"He's spent the last month stoking fears that every service in Southwark faces cuts when he and his Tory masters should have been finding ways to reduce the millions and millions of pounds that Southwark wastes on consultants, agency staff and spin."
The Lib Dem/Tory administration intends to shave £2 million from the social services budget by changing eligibility criteria for social care so that those deemed to have a 'moderate' need for care will no longer receive council assistance.
Southwark Labour's spokesperson for health and adult care, Cllr Martin Seaton, described the cuts as "absolutely devastating for Southwark's vulnerable adults and "a comprehensive wrecking of Southwark's nationally recognised adult social care provision".
He also attacked the plan to increase meals-on-wheels prices, though these will remain below the London average.
The borough's efforts to attract visitors to the area are to be scaled back, with the closure of the Southwark tourist information centre at Tate Modern.
Formerly based at Vinopolis – where the centre was opened in 2004 by Kate Adie and won a major award in 2005 – the TIC was reduced to a single desk at Tate Modern during 2006. Its closure will save the council £60,000 a year.
"We have to ask 'Are we we really in the tourism business as a council?'," says Nick Stanton.
The plans for Tate Modern's extension include provision for a permanent tourist information centre, but the council is now unlikely to be able to fund its running costs.
For the past five years the council has funded the annual Bankside Frost Fair in the run-up to Christmas. Its £100,000 council funding is now to be withdrawn, although the event could still continue on a commercial basis.
"The time has come to say either it's commercially viable or it's not," argues Cllr Nick Stanton.

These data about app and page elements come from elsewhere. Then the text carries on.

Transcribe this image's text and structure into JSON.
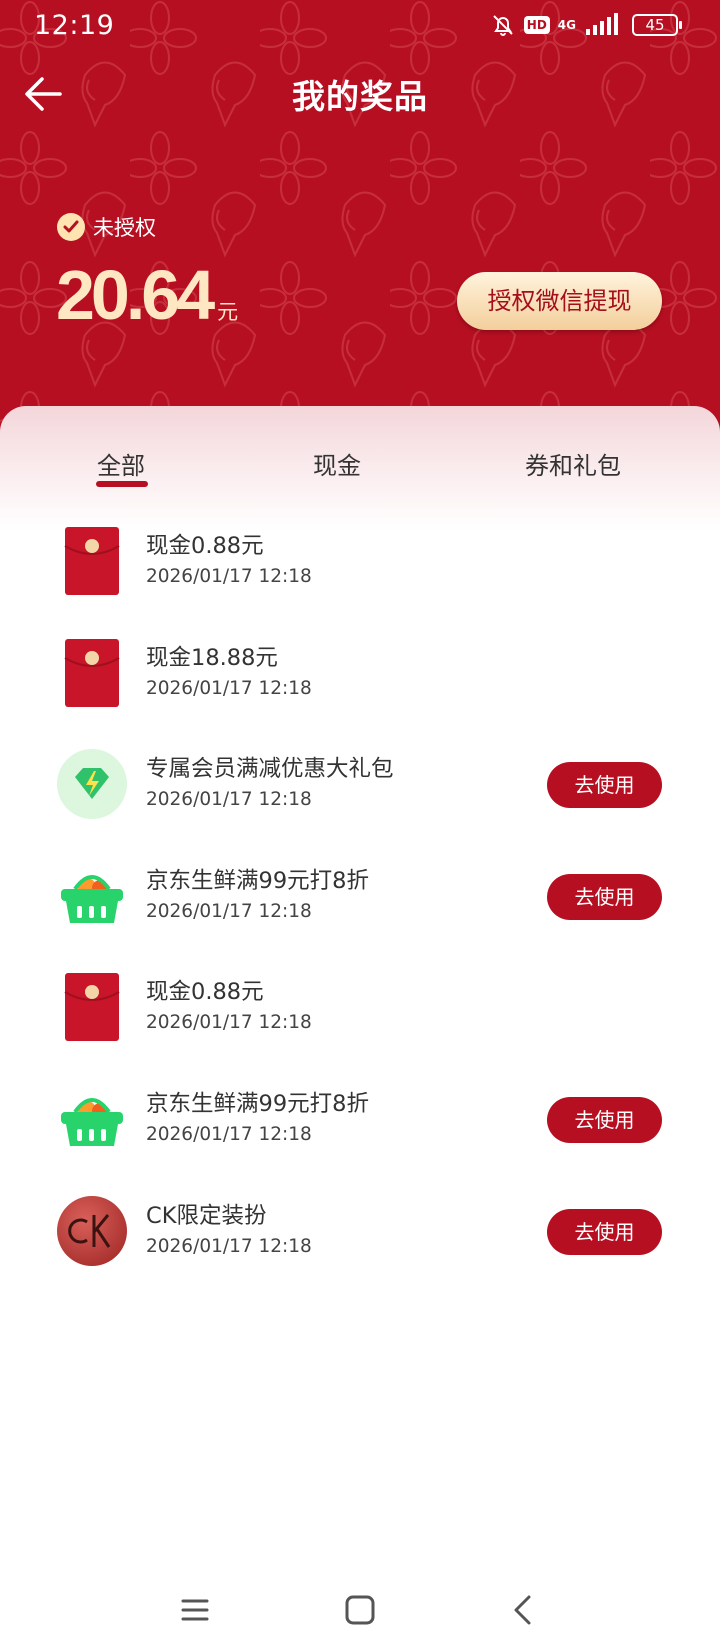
{
  "status_bar": {
    "time": "12:19",
    "hd": "HD",
    "network": "4G",
    "battery": "45"
  },
  "header": {
    "title": "我的奖品",
    "auth_status": "未授权",
    "balance": "20.64",
    "balance_unit": "元",
    "withdraw_button": "授权微信提现"
  },
  "tabs": [
    {
      "label": "全部",
      "active": true
    },
    {
      "label": "现金",
      "active": false
    },
    {
      "label": "券和礼包",
      "active": false
    }
  ],
  "items": [
    {
      "icon": "red-envelope-icon",
      "title": "现金0.88元",
      "time": "2026/01/17 12:18",
      "action": ""
    },
    {
      "icon": "red-envelope-icon",
      "title": "现金18.88元",
      "time": "2026/01/17 12:18",
      "action": ""
    },
    {
      "icon": "diamond-icon",
      "title": "专属会员满减优惠大礼包",
      "time": "2026/01/17 12:18",
      "action": "去使用"
    },
    {
      "icon": "basket-icon",
      "title": "京东生鲜满99元打8折",
      "time": "2026/01/17 12:18",
      "action": "去使用"
    },
    {
      "icon": "red-envelope-icon",
      "title": "现金0.88元",
      "time": "2026/01/17 12:18",
      "action": ""
    },
    {
      "icon": "basket-icon",
      "title": "京东生鲜满99元打8折",
      "time": "2026/01/17 12:18",
      "action": "去使用"
    },
    {
      "icon": "ck-logo-icon",
      "title": "CK限定装扮",
      "time": "2026/01/17 12:18",
      "action": "去使用"
    }
  ],
  "colors": {
    "primary": "#b70f22",
    "gold": "#ffe7c4"
  }
}
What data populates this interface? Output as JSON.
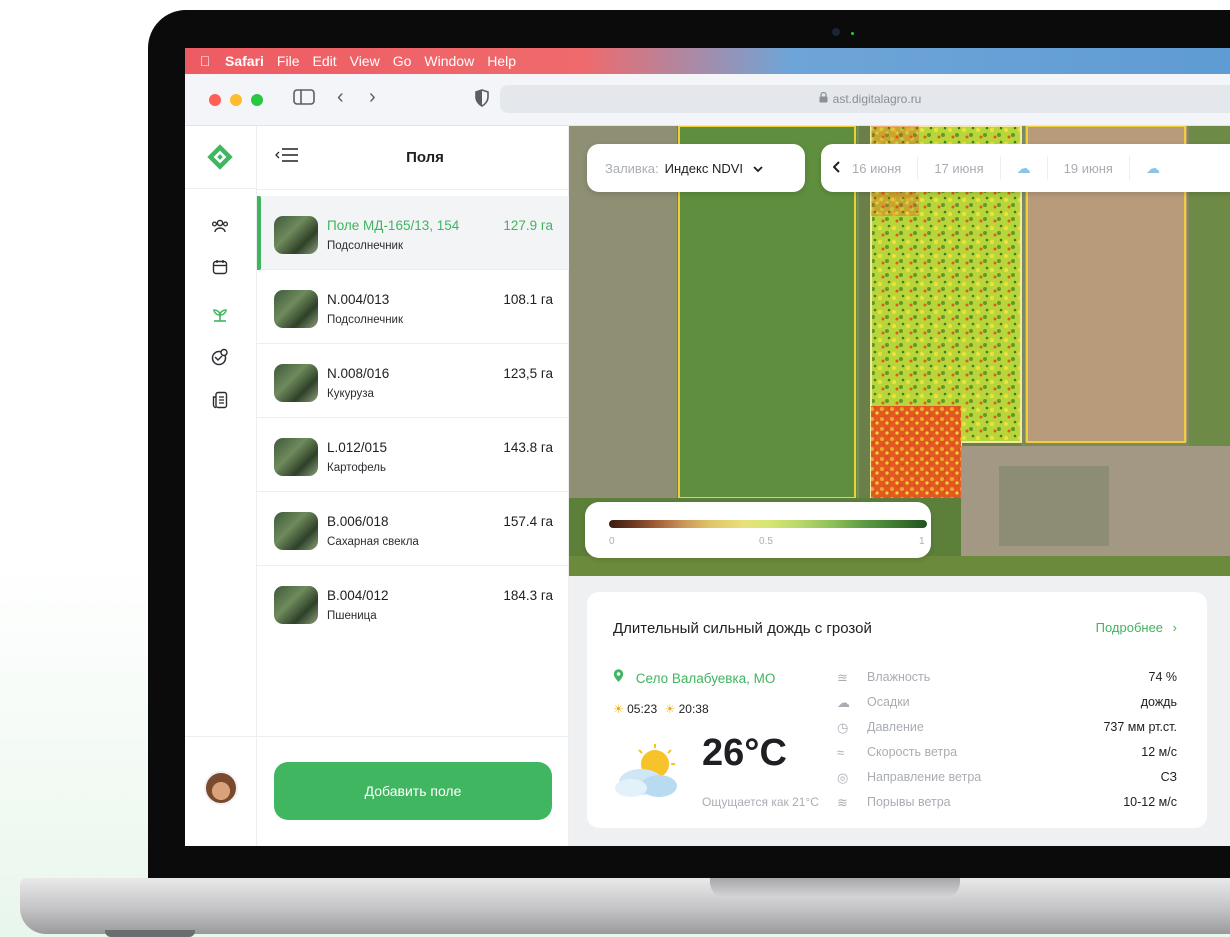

He suggests that Bankside has grown so much as a visitor destination over the past five years that it no longer needs special promotion: "A few years ago trying to get people to come to Southwark was a major thing. In the winter, do people stop coming to Bankside?"
Other events funded by the council – such as the Carnaval del Pueblo in August – will continue to receive financial support but will not be allowed to overspend.
Council bosses hope that by centralising many functions when the move takes place in February 2009 they can save in excess of £5 million over the next three years.
Although the council had intended to continue to hold Council Assembly and committee meetings at the Town Hall in Peckham Road after office functions had moved to Tooley Street, this is now up for review with the possibility of a complete sell-off of the current Town Hall.
Cllr Stanton describes the closure of the Livesey as "the least painful option" which enabled the council to protect libraries and leisure centres from cuts.
The decision has been branded "absolutely spiteful" by Labour councillor for Livesey ward Andrew Pakes, who has set up an online petition to save the museum.
"I'm worried the real reason the Lib Dem-Tory Executive want to shut it down is because it hopes to sell off the beautiful listed-building for private development in the long run," says Cllr Pakes.
Lambeth and Southwark London Assembly member Val Shawcross has already written to Nick Stanton to express her concern about the proposed museum closure.
"I am shocked that the council would consider getting rid of the museum – they are dispensing with a great public asset which was originally a gift to local people from the public benefactor George Livesey," says Ms Shawcross. "It truly is immoral that this is being contemplated."
Campaigners fighting to save the museum will demonstrate outside Southwark Town Hall on Tuesday from 6pm.
The controversial community wardens scheme will also be cut back with fewer wardens and fewer managers. In future the service will be more reactive and focussed on enforcement of bylaws, with council bosses claiming that all-day patrols by wardens are no longer a priority since the Metropolitan Police's introduction of a Safer Neighbourhood team in every ward.